Top of Given information
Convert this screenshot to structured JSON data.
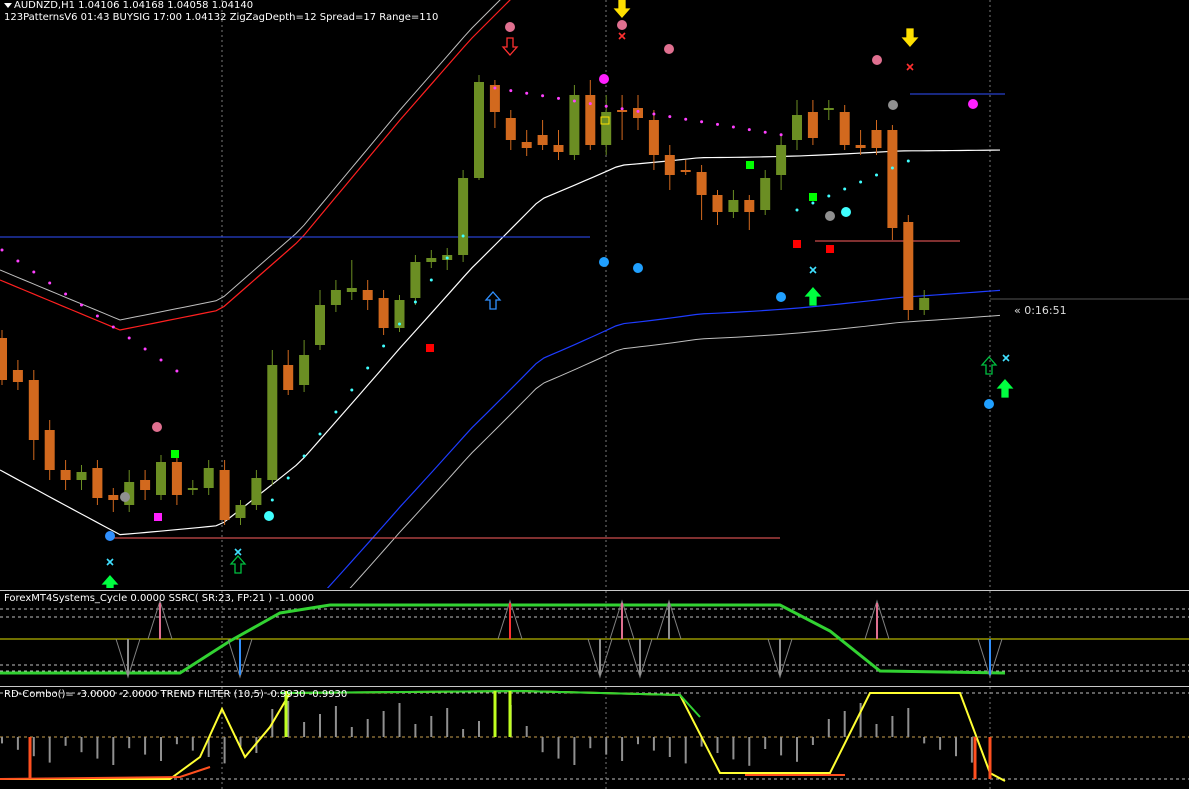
{
  "header": {
    "symbol_line": "AUDNZD,H1  1.04106 1.04168 1.04058 1.04140",
    "info_line": "123PatternsV6  01:43  BUYSIG  17:00  1.04132  ZigZagDepth=12  Spread=17  Range=110"
  },
  "timer_label": "« 0:16:51",
  "indicator1": {
    "label": "ForexMT4Systems_Cycle 0.0000  SSRC( SR:23, FP:21 ) -1.0000"
  },
  "indicator2": {
    "label": "RD-Combo()= -3.0000 -2.0000  TREND FILTER (10,5) -0.9930 -0.9930"
  },
  "colors": {
    "bull_candle": "#6b8e23",
    "bear_candle": "#d2691e",
    "upper_band": "#ff2020",
    "lower_band": "#1e3cff",
    "mid_line": "#ffffff",
    "grid": "#7a7a7a",
    "cycle_line": "#32d232",
    "combo_line": "#ffff32",
    "sr_line": "#ff6060"
  }
}
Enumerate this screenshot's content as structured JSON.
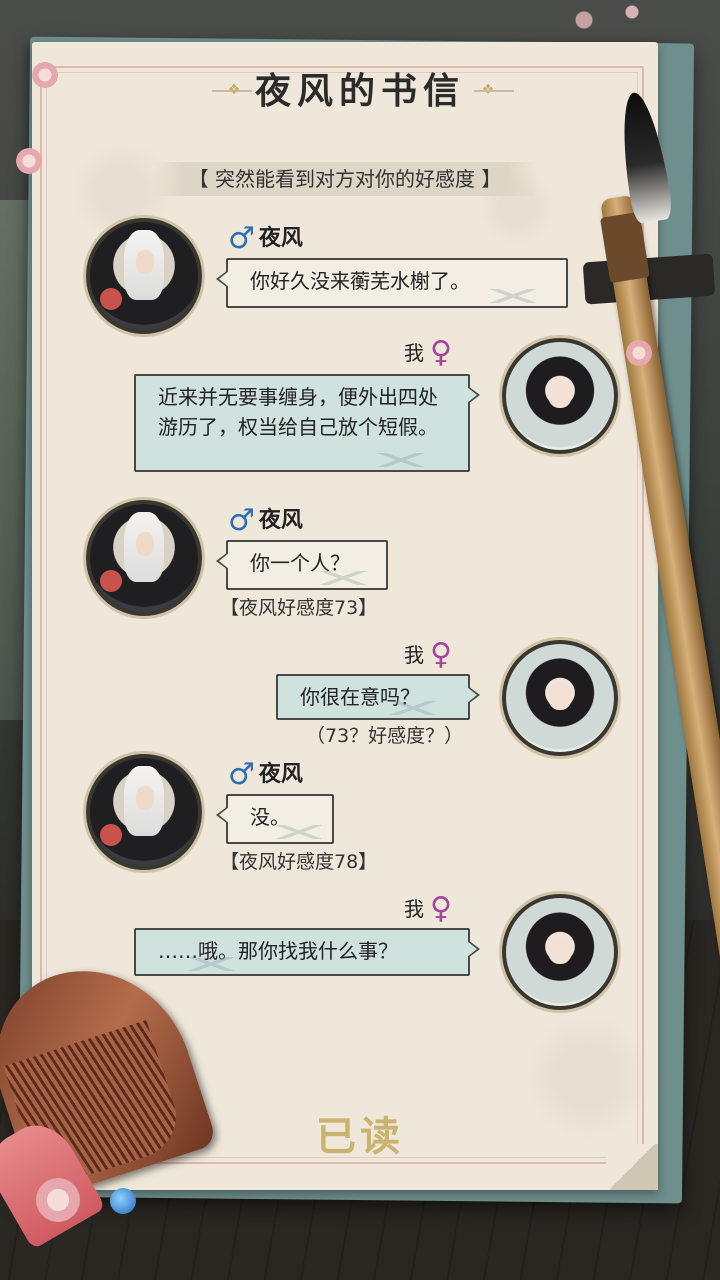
{
  "letter": {
    "title": "夜风的书信",
    "subtitle": "【 突然能看到对方对你的好感度 】",
    "read_status": "已读"
  },
  "colors": {
    "male_symbol": "#2d6fb3",
    "female_symbol": "#a4459c",
    "incoming_bubble": "#f3eee3",
    "outgoing_bubble": "#cfe2de",
    "read_stamp": "#c9b36e"
  },
  "symbols": {
    "male": "♂",
    "female": "♀"
  },
  "messages": [
    {
      "sender": "夜风",
      "side": "left",
      "text": "你好久没来蘅芜水榭了。",
      "note": ""
    },
    {
      "sender": "我",
      "side": "right",
      "text": "近来并无要事缠身，便外出四处游历了，权当给自己放个短假。",
      "note": ""
    },
    {
      "sender": "夜风",
      "side": "left",
      "text": "你一个人？",
      "note": "【夜风好感度73】"
    },
    {
      "sender": "我",
      "side": "right",
      "text": "你很在意吗？",
      "note": "（73？好感度？）"
    },
    {
      "sender": "夜风",
      "side": "left",
      "text": "没。",
      "note": "【夜风好感度78】"
    },
    {
      "sender": "我",
      "side": "right",
      "text": "……哦。那你找我什么事？",
      "note": ""
    }
  ]
}
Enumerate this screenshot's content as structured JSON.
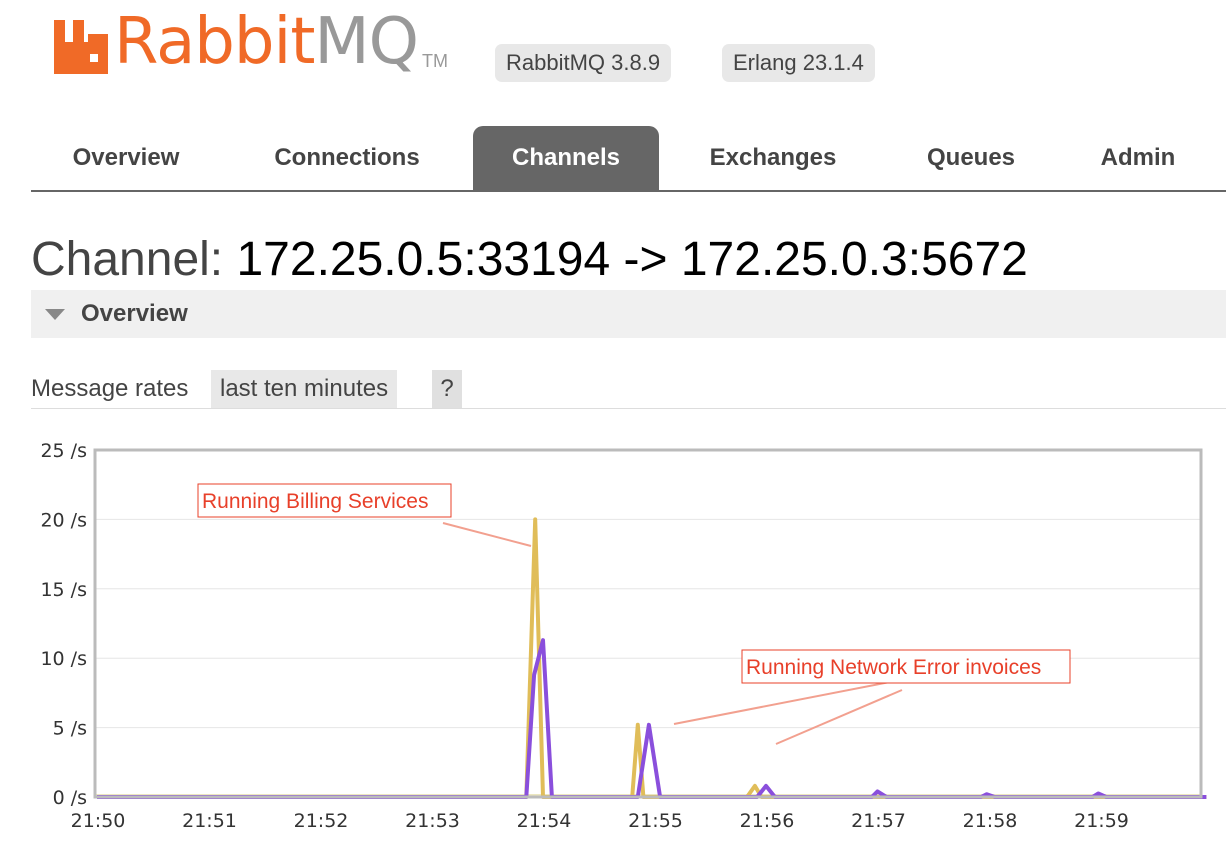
{
  "brand": {
    "word_a": "Rabbit",
    "word_b": "MQ",
    "tm": "TM",
    "color_primary": "#f06a27",
    "color_secondary": "#999999",
    "logo_icon": "rabbitmq-logo-icon"
  },
  "versions": {
    "rabbitmq": "RabbitMQ 3.8.9",
    "erlang": "Erlang 23.1.4"
  },
  "nav": {
    "tabs": [
      {
        "label": "Overview",
        "active": false
      },
      {
        "label": "Connections",
        "active": false
      },
      {
        "label": "Channels",
        "active": true
      },
      {
        "label": "Exchanges",
        "active": false
      },
      {
        "label": "Queues",
        "active": false
      },
      {
        "label": "Admin",
        "active": false
      }
    ]
  },
  "page": {
    "title_label": "Channel:",
    "title_value": "172.25.0.5:33194 -> 172.25.0.3:5672"
  },
  "section": {
    "label": "Overview",
    "state_icon": "triangle-down-icon"
  },
  "rates": {
    "label": "Message rates",
    "range": "last ten minutes",
    "help": "?"
  },
  "chart_data": {
    "type": "line",
    "title": "",
    "xlabel": "",
    "ylabel": "",
    "ylim": [
      0,
      25
    ],
    "yticks": [
      "0 /s",
      "5 /s",
      "10 /s",
      "15 /s",
      "20 /s",
      "25 /s"
    ],
    "y_tick_values": [
      0,
      5,
      10,
      15,
      20,
      25
    ],
    "xticks": [
      "21:50",
      "21:51",
      "21:52",
      "21:53",
      "21:54",
      "21:55",
      "21:56",
      "21:57",
      "21:58",
      "21:59"
    ],
    "xlim_minutes": [
      0,
      9.95
    ],
    "grid": true,
    "series": [
      {
        "color": "#e0bd59",
        "points": [
          [
            0,
            0
          ],
          [
            3.85,
            0
          ],
          [
            3.93,
            20
          ],
          [
            4.0,
            0
          ],
          [
            4.8,
            0
          ],
          [
            4.85,
            5.2
          ],
          [
            4.9,
            0
          ],
          [
            5.83,
            0
          ],
          [
            5.9,
            0.8
          ],
          [
            5.96,
            0
          ],
          [
            9.95,
            0
          ]
        ]
      },
      {
        "color": "#8a4fdc",
        "points": [
          [
            0,
            0
          ],
          [
            3.85,
            0
          ],
          [
            3.92,
            8.8
          ],
          [
            4.0,
            11.3
          ],
          [
            4.08,
            0
          ],
          [
            4.85,
            0
          ],
          [
            4.95,
            5.2
          ],
          [
            5.05,
            0
          ],
          [
            5.92,
            0
          ],
          [
            6.0,
            0.8
          ],
          [
            6.08,
            0
          ],
          [
            6.95,
            0
          ],
          [
            7.0,
            0.4
          ],
          [
            7.08,
            0
          ],
          [
            7.93,
            0
          ],
          [
            7.98,
            0.2
          ],
          [
            8.05,
            0
          ],
          [
            8.93,
            0
          ],
          [
            8.98,
            0.25
          ],
          [
            9.05,
            0
          ],
          [
            9.95,
            0
          ]
        ]
      }
    ],
    "annotations": [
      {
        "text": "Running Billing Services",
        "target": [
          3.9,
          18.9
        ]
      },
      {
        "text": "Running Network Error invoices",
        "target": [
          5.1,
          5.3
        ]
      }
    ]
  }
}
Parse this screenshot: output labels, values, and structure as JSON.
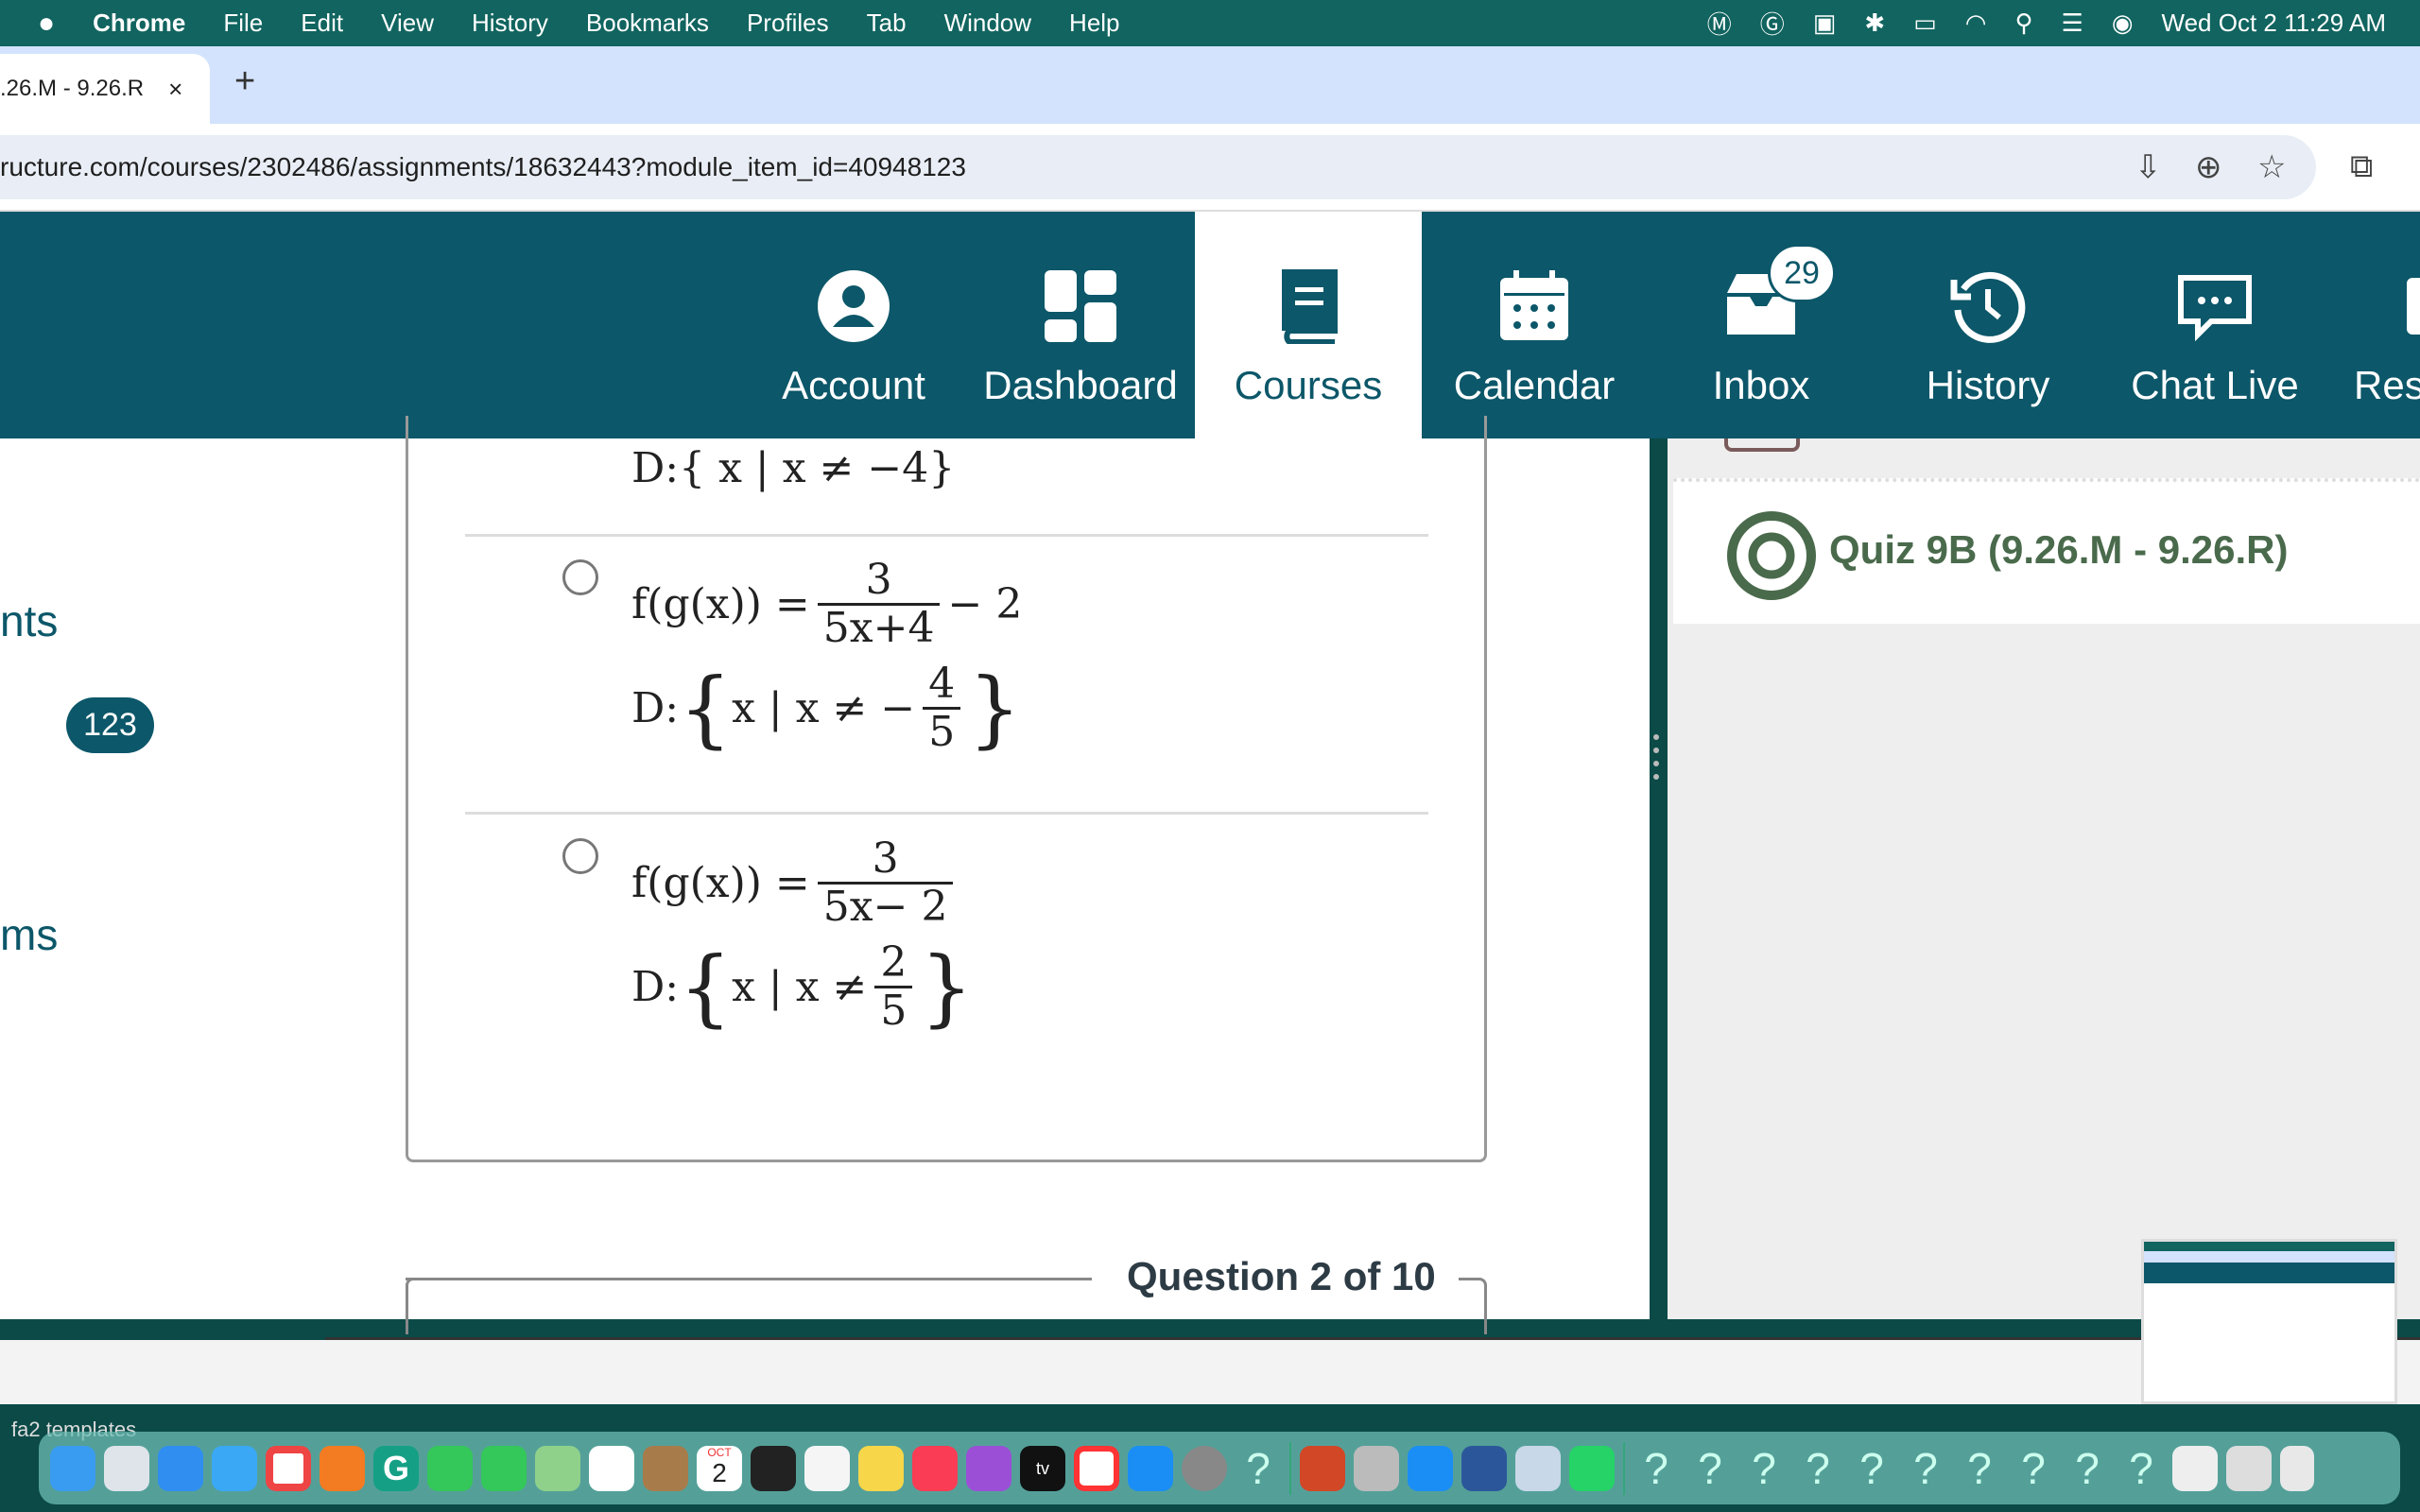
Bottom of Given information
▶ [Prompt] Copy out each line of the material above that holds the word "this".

▶ [Exercise response]
Convert this screenshot to structured JSON data.
Enumerate this screenshot's content as structured JSON.
Enumerate this screenshot's content as structured JSON.
Parse this screenshot: output labels, values, and structure as JSON.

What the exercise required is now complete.